Starting the recovery journey can be an overwhelming, if not frightening endeavor. The recovery journey is more than just not doing something. Recovery is a lifestyle change. There is an understanding in various treatment models that a successful recovery journey entails changing various aspects of your life. These changes can include finding new hobbies, avoiding triggers and immersing yourself in a new type of environment. For a successful recovery journey, some people have found that they need to let go of old relationships and find new relationships that are supportive of their recovery.

Here are 5 tips to making new friends in recovery:

Grieve old relationships.

This is an often-overlooked step in the process, but it is an important one. While you were in active addiction, you did have relationships. These relationships were probably not always positive and healthy, but they were part of your life. To move forward, you must grieve and let go of the past. Processing these past relationships can be done in therapy, counseling, support groups or 12 step meetings. Some people write letters to old friends to gain closure. The purpose of coming to terms with the past, is to be able to move forward for yourself. Do not worry if you do not complete this step immediately, processing your past can be an ongoing process.

Learn about yourself.

Take some time to get to know what you like and dislike. Finding positive friendships is more than just about finding people who have the same amount of sobriety than you. Make a mental or written list of hobbies and interests that you have. Seek out friends that have similar passions and hobbies as you.

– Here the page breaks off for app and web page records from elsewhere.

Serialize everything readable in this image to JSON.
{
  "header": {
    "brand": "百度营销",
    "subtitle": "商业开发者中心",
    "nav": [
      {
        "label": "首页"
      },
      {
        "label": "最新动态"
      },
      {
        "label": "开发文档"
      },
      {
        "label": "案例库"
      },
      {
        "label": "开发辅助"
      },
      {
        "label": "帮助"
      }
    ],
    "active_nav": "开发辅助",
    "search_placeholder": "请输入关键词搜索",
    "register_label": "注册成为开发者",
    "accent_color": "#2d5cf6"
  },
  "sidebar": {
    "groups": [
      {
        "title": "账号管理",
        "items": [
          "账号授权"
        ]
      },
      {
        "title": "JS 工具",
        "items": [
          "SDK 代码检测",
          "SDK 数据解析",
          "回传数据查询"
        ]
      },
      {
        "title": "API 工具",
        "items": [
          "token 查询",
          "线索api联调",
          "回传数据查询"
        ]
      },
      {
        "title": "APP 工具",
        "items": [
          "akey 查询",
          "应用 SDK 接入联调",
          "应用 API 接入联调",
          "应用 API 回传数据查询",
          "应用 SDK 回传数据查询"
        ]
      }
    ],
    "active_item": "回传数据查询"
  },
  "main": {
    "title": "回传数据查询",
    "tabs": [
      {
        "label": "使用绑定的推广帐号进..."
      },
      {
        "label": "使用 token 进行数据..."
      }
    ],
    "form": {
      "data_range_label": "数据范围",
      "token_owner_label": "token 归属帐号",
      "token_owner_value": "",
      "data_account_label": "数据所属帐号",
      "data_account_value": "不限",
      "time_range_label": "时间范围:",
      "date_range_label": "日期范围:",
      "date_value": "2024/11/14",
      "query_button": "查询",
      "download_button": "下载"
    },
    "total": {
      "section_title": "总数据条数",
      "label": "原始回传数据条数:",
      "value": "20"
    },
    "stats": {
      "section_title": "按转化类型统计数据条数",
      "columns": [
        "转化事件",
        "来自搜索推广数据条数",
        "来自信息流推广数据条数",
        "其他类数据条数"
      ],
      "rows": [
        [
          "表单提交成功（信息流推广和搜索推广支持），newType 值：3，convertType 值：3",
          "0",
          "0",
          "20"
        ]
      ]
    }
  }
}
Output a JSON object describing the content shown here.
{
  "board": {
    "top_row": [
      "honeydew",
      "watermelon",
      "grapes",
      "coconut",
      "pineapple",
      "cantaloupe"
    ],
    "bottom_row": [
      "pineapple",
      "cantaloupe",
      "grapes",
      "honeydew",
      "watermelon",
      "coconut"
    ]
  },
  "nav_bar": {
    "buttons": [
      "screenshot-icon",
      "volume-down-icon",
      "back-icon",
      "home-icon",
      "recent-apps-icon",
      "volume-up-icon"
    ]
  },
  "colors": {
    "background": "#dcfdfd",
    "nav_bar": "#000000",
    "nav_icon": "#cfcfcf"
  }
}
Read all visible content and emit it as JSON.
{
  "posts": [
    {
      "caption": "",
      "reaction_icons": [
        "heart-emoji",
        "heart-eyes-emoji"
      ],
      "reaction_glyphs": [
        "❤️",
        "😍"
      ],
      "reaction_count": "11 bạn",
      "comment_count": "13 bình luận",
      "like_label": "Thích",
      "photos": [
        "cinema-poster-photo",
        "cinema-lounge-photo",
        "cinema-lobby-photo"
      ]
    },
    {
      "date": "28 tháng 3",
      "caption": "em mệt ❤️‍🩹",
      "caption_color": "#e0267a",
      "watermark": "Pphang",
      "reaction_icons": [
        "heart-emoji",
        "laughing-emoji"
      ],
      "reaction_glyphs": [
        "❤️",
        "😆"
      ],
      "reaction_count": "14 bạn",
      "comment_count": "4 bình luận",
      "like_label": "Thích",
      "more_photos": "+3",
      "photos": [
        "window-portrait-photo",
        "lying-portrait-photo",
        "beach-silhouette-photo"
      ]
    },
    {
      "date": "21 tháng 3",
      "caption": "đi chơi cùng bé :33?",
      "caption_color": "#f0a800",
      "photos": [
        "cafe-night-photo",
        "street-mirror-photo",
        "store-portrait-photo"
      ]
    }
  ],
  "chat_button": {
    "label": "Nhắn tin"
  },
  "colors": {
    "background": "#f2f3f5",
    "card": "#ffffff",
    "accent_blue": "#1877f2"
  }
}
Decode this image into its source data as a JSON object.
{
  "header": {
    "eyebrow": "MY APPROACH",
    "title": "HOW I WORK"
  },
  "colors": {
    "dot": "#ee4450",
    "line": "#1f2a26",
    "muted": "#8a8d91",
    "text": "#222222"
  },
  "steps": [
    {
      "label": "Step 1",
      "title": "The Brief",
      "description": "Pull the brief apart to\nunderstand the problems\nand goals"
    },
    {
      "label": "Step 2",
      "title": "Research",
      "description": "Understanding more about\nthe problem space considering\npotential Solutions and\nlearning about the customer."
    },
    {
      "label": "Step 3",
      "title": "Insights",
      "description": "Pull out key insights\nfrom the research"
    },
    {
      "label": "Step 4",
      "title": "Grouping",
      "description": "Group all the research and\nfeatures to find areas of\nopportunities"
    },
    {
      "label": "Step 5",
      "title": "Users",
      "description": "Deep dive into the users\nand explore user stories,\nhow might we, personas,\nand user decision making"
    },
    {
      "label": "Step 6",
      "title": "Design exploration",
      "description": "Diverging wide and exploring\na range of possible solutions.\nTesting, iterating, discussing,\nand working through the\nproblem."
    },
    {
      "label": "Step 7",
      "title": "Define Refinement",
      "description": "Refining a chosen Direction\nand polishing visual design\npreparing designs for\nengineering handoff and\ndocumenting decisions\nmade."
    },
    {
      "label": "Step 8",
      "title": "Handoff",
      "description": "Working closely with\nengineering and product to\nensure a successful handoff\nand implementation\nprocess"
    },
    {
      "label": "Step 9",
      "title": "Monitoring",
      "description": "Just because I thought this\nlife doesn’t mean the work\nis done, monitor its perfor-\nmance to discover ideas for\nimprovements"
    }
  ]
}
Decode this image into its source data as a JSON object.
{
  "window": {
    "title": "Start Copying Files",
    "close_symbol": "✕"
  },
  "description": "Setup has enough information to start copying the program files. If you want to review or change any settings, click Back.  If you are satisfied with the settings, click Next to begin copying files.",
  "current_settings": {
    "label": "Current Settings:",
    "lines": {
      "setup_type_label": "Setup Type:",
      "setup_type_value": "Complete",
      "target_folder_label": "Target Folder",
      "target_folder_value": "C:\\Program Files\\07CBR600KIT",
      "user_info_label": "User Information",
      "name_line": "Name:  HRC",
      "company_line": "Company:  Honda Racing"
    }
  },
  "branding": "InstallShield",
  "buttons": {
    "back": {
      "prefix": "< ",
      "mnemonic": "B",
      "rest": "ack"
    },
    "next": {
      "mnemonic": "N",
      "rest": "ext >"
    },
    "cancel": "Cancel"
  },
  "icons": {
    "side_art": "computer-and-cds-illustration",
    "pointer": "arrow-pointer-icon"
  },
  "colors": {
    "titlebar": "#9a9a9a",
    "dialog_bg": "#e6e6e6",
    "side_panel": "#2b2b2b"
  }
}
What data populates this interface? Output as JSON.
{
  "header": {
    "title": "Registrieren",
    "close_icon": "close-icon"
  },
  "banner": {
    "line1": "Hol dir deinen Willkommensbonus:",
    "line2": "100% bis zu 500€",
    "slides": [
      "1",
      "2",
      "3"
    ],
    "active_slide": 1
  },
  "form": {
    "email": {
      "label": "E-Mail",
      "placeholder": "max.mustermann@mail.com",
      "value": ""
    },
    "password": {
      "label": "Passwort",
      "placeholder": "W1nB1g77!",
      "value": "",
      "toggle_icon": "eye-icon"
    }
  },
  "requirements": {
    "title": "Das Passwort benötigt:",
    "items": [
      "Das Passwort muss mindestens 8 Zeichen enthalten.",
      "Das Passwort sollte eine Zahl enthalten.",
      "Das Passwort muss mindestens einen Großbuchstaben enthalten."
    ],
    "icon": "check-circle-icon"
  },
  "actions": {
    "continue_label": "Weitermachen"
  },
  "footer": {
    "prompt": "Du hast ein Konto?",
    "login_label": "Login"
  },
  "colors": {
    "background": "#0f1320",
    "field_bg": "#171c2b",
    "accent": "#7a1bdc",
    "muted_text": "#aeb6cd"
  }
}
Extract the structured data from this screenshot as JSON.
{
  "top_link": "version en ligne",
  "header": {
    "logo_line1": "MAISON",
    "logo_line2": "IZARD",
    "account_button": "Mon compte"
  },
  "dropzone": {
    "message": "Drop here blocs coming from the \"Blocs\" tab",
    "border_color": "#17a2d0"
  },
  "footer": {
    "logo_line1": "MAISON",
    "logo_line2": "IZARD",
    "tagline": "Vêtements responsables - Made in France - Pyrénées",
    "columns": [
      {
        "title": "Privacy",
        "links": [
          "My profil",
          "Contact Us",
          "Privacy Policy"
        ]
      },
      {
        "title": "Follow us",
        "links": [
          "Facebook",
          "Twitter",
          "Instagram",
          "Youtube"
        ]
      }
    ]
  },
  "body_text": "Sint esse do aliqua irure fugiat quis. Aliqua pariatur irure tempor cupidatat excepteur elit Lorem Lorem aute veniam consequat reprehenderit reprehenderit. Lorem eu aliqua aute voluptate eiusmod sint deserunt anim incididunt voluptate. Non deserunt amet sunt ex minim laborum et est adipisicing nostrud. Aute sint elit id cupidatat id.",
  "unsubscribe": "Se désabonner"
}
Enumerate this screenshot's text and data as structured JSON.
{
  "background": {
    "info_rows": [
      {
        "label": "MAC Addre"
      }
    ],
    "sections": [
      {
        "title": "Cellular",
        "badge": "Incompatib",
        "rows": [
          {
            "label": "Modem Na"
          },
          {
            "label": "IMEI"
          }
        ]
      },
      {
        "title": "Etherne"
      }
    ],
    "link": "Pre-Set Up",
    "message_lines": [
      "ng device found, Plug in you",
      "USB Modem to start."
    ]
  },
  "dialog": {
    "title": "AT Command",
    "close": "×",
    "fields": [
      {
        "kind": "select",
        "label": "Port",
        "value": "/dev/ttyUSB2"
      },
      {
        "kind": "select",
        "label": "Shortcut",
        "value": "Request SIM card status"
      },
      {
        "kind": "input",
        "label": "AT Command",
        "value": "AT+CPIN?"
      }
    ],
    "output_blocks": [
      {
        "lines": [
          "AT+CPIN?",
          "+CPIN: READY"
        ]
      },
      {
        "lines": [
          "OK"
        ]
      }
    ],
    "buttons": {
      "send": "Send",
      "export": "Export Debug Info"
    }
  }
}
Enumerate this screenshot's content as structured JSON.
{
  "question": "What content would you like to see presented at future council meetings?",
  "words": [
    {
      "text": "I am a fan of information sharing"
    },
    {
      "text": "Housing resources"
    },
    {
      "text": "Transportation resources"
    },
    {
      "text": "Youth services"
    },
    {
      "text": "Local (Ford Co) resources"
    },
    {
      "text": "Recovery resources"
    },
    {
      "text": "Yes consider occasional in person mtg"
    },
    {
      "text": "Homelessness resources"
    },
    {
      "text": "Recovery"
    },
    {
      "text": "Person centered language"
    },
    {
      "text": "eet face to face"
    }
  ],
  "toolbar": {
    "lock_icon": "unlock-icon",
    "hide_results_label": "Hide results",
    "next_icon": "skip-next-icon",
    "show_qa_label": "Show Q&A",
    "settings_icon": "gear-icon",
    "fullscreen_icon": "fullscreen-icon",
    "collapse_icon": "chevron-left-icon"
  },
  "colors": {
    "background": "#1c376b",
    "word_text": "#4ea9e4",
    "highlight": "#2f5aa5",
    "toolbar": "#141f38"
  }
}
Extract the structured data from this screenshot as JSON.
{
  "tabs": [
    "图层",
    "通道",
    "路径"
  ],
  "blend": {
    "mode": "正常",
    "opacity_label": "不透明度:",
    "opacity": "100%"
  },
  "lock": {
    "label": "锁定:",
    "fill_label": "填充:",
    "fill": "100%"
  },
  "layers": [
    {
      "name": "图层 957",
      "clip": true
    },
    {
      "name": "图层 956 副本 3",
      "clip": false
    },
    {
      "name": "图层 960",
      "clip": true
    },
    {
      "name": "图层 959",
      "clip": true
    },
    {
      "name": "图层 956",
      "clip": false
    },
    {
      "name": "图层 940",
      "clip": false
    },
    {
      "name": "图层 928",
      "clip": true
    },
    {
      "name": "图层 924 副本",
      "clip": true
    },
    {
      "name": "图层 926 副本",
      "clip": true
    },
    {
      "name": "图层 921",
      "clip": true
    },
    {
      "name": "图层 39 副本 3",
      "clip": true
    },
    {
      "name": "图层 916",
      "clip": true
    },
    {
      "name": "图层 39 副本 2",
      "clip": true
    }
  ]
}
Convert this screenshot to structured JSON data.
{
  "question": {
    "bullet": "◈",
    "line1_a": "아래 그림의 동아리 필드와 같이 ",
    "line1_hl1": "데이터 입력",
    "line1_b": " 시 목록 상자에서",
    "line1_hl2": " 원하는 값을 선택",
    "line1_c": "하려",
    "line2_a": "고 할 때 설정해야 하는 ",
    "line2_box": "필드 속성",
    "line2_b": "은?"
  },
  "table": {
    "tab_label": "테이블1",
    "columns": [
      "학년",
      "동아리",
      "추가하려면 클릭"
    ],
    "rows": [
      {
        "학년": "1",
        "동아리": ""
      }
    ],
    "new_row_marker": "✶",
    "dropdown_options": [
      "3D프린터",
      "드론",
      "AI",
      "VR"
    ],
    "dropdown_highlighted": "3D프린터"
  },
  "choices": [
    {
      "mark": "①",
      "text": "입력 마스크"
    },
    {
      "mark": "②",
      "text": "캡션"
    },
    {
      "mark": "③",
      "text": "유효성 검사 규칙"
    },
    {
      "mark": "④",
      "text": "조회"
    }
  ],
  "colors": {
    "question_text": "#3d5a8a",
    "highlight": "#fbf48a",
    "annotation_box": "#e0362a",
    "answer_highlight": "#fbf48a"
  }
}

Look for positive friendships in positive places

This is the action part of the plan. When you were in active addiction finding friends and acquaintances could be as easy as going to a bar or club. Now that you are in recovery, you may not want to frequent those types of places, especially in the initial stages of recovery. Look for friends in positive places. These places could include support groups and 12 step meetings. You could join a meet-up, join a gym, go to a coffee shop or book club. Consider using networking events from work to meet new people.

Take chances

If you meet someone that you hit it off with, take a chance on yourself. Talk to them. Ask them if they want to hang out. Use small talk to initiate a conversation and get to know more about them. If you do not take chances you may miss an opportunity.

Be patient with yourself.

Patience! The road to recovery is a new journey for you. Learning to live again is a new process. Remember when you learned how to ride a bike or swim? You did not have it perfected on day one. Making friendships in recovery is similar to riding a bike. With some practice, you will become more confident and successful at it. Just be patient with yourself!

Recovery is a journey which starts by taking the first step toward detox. Start your journey with a compassionate, comfortable environment where healing is the main priority. Call The Gardens Wellness Center today for information on our residential medical detox programs:  (844) 325-9168